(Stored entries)
++++++++++++++++++++

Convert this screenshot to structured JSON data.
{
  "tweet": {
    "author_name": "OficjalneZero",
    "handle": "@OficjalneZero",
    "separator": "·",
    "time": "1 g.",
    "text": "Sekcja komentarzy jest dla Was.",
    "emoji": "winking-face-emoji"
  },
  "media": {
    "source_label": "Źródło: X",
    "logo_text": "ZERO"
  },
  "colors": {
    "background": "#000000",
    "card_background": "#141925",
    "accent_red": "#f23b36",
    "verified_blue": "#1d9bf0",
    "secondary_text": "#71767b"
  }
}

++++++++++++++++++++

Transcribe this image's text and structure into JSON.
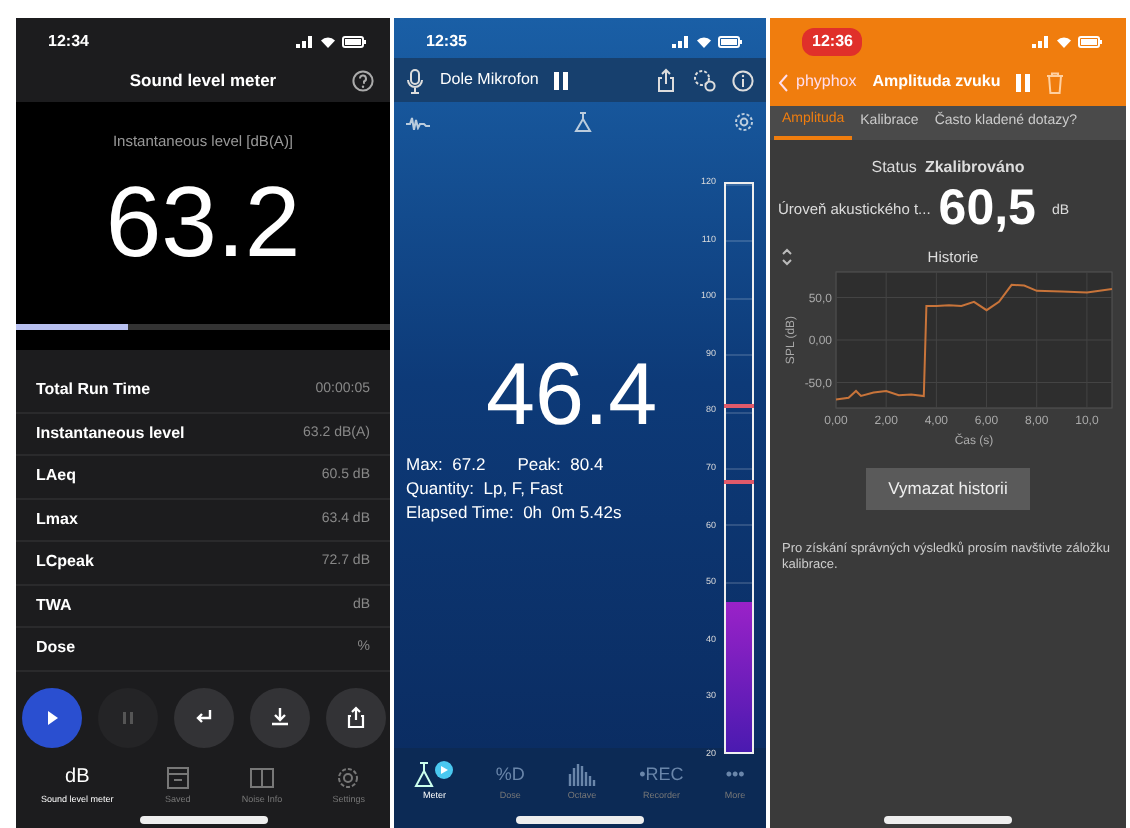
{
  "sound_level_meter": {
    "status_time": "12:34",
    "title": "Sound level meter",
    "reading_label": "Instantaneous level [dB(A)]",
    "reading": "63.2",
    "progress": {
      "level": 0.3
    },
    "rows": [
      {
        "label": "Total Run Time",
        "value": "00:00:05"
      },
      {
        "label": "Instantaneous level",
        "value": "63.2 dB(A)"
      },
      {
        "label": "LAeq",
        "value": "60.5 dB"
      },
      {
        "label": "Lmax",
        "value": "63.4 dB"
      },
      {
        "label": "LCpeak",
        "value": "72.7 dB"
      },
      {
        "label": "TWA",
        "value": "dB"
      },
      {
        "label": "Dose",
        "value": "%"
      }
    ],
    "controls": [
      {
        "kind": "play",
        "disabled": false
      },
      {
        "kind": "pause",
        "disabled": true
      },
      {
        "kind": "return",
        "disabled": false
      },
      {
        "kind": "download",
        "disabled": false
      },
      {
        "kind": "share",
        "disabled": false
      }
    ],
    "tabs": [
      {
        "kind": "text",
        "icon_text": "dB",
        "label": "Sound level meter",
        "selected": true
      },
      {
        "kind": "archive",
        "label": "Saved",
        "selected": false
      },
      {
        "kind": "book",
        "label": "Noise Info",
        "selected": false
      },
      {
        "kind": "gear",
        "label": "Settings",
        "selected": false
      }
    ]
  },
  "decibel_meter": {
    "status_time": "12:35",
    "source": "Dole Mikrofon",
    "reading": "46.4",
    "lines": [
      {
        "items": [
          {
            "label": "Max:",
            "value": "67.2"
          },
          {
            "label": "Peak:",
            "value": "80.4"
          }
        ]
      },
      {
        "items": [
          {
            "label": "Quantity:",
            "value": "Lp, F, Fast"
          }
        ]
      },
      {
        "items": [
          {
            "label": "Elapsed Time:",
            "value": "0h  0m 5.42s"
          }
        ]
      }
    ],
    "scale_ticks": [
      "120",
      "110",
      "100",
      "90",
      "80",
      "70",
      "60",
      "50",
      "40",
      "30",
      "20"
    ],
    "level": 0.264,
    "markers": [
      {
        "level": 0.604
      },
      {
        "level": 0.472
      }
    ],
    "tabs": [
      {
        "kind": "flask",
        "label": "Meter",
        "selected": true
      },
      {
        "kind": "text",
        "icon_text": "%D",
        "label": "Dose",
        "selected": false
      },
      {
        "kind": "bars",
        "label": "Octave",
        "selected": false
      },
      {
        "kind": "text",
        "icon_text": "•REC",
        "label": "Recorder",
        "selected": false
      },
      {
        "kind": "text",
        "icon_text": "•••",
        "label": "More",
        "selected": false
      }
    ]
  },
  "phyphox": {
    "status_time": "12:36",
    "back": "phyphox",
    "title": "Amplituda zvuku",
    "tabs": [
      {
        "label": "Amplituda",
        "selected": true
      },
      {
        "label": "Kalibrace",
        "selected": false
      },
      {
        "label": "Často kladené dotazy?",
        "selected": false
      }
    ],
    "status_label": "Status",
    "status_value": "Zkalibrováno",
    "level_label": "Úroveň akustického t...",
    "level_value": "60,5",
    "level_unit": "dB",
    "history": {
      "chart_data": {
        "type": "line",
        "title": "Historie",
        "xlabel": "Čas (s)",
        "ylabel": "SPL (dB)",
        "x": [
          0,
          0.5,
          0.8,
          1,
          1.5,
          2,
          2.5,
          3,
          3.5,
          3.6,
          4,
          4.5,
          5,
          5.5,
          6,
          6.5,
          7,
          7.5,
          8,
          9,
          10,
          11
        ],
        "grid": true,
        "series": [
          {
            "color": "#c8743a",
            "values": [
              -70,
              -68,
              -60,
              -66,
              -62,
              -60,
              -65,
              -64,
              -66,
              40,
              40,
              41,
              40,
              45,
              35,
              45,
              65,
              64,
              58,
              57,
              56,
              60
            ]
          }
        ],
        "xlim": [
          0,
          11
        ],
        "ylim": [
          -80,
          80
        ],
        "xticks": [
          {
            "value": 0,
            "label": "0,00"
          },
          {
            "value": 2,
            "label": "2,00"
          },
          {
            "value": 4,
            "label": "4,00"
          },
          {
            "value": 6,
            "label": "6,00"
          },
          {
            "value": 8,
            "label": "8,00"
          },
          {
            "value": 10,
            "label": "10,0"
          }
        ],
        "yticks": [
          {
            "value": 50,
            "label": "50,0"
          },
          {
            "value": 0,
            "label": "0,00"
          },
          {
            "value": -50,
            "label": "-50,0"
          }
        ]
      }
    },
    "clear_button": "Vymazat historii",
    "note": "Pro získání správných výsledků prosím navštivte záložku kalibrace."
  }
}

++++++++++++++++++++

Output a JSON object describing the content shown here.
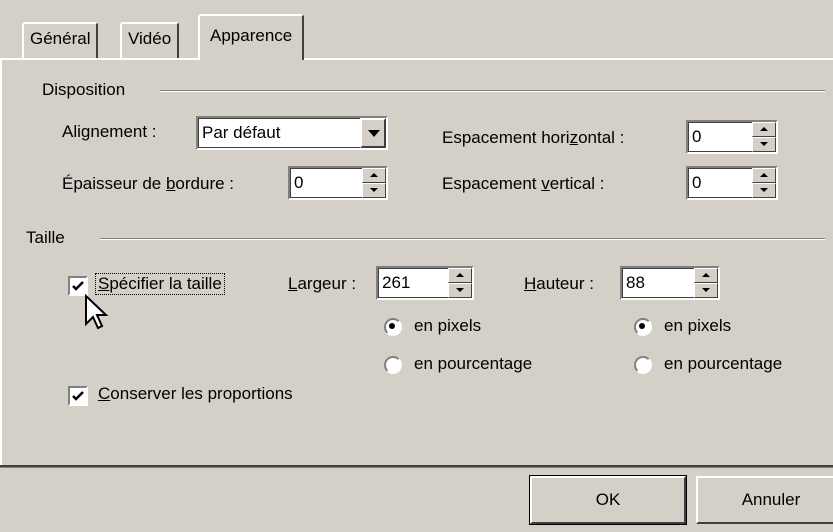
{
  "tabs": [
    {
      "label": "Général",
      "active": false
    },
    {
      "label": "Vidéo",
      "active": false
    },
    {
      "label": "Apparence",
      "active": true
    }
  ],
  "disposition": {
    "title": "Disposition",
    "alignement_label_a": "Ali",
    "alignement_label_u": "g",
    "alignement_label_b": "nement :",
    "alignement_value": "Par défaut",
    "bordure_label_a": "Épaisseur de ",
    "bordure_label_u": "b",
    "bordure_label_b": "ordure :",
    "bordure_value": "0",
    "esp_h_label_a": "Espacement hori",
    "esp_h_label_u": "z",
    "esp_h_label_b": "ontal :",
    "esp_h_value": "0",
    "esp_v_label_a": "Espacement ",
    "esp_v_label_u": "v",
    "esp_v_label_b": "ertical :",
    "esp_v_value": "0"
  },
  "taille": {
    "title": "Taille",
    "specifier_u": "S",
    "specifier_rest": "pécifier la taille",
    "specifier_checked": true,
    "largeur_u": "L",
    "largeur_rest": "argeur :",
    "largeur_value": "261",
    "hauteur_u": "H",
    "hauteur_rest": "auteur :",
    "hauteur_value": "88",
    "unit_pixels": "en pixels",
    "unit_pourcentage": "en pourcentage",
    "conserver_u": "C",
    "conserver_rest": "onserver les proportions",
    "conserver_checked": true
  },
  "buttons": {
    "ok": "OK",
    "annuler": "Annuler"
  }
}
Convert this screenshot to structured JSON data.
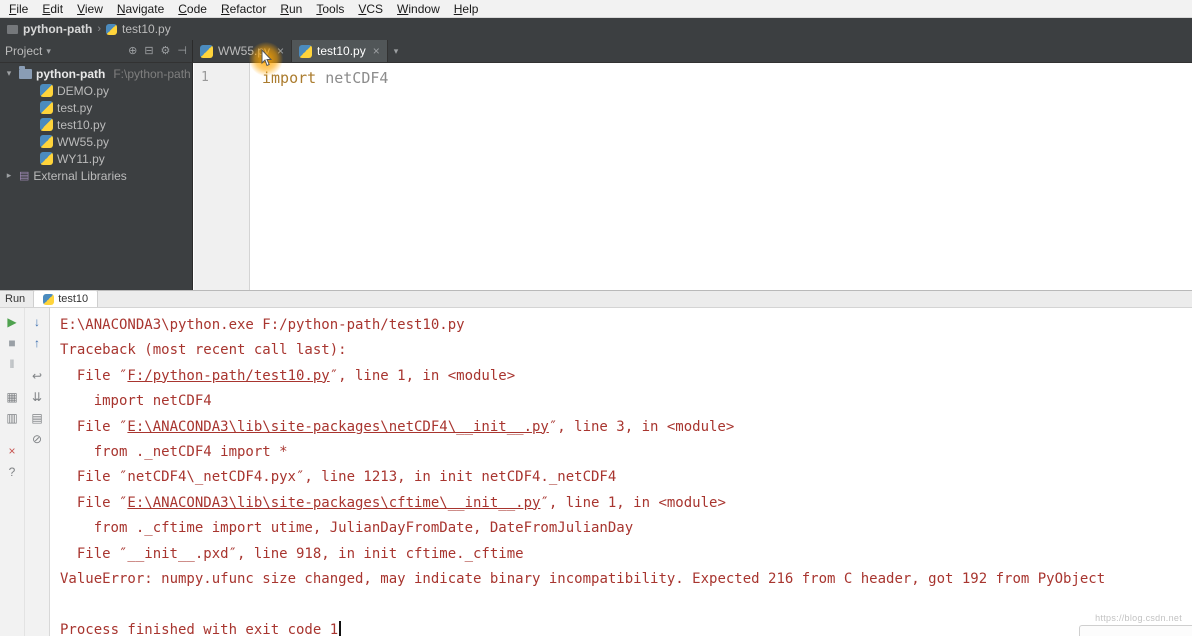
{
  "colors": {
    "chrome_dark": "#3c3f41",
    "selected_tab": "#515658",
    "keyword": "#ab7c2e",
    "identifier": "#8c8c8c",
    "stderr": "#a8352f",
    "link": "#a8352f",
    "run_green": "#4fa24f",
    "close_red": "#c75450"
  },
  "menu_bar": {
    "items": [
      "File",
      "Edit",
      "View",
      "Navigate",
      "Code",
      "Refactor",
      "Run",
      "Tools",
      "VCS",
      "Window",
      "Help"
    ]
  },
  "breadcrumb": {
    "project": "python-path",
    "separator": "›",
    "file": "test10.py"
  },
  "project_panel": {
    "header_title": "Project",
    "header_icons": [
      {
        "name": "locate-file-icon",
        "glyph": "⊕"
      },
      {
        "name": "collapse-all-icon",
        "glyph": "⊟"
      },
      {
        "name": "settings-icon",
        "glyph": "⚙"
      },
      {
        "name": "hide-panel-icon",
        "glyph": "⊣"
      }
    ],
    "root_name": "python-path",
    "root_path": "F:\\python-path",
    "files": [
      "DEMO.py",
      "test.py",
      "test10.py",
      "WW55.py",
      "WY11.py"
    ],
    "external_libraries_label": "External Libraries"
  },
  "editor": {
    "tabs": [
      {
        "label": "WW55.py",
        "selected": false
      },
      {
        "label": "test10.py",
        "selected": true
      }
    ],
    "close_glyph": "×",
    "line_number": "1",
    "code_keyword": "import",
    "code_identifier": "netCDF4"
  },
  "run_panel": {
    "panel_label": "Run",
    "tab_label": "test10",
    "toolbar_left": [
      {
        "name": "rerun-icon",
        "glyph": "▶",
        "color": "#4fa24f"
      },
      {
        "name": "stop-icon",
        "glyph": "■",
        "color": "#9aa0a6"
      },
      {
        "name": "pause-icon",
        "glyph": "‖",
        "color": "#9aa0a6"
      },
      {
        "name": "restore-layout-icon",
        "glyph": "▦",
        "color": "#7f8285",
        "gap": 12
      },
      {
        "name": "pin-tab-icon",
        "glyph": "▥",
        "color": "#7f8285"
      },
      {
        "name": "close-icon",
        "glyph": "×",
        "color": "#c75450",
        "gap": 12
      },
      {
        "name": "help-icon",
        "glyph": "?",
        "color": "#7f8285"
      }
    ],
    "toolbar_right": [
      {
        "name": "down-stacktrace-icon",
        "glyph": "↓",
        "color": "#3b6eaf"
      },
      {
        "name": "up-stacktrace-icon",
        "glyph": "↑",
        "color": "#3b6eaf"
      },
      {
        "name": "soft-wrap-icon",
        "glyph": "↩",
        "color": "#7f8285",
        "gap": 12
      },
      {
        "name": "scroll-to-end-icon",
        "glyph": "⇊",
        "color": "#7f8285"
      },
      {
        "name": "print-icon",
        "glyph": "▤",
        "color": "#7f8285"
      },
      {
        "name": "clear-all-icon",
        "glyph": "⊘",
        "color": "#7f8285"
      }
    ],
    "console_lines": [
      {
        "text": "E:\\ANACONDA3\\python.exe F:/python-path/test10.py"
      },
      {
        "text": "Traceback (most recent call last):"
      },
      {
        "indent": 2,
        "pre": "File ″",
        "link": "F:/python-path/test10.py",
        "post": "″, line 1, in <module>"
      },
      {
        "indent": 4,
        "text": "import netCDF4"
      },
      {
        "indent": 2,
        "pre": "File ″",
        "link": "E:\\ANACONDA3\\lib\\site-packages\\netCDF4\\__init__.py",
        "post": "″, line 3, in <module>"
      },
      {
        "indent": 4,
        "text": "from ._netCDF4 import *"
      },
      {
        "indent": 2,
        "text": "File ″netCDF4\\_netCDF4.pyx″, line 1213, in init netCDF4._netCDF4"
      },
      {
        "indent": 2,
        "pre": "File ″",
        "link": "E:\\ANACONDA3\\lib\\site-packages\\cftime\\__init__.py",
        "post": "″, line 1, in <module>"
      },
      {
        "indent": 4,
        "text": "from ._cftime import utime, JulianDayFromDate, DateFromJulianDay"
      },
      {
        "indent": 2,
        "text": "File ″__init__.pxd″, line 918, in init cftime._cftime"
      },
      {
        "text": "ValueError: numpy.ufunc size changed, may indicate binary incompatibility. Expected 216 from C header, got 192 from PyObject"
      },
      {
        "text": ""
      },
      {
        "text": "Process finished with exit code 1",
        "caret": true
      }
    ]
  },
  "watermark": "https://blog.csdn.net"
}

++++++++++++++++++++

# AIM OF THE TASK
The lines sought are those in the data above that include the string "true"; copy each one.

# ANSWER TO THE EXERCISE
        "disabled": true
        "selected": true
        "selected": true
        "selected": true
        "grid": true,
      "active": true
    "specifier_checked": true,
    "conserver_checked": true
        "selected": true
        "caret": true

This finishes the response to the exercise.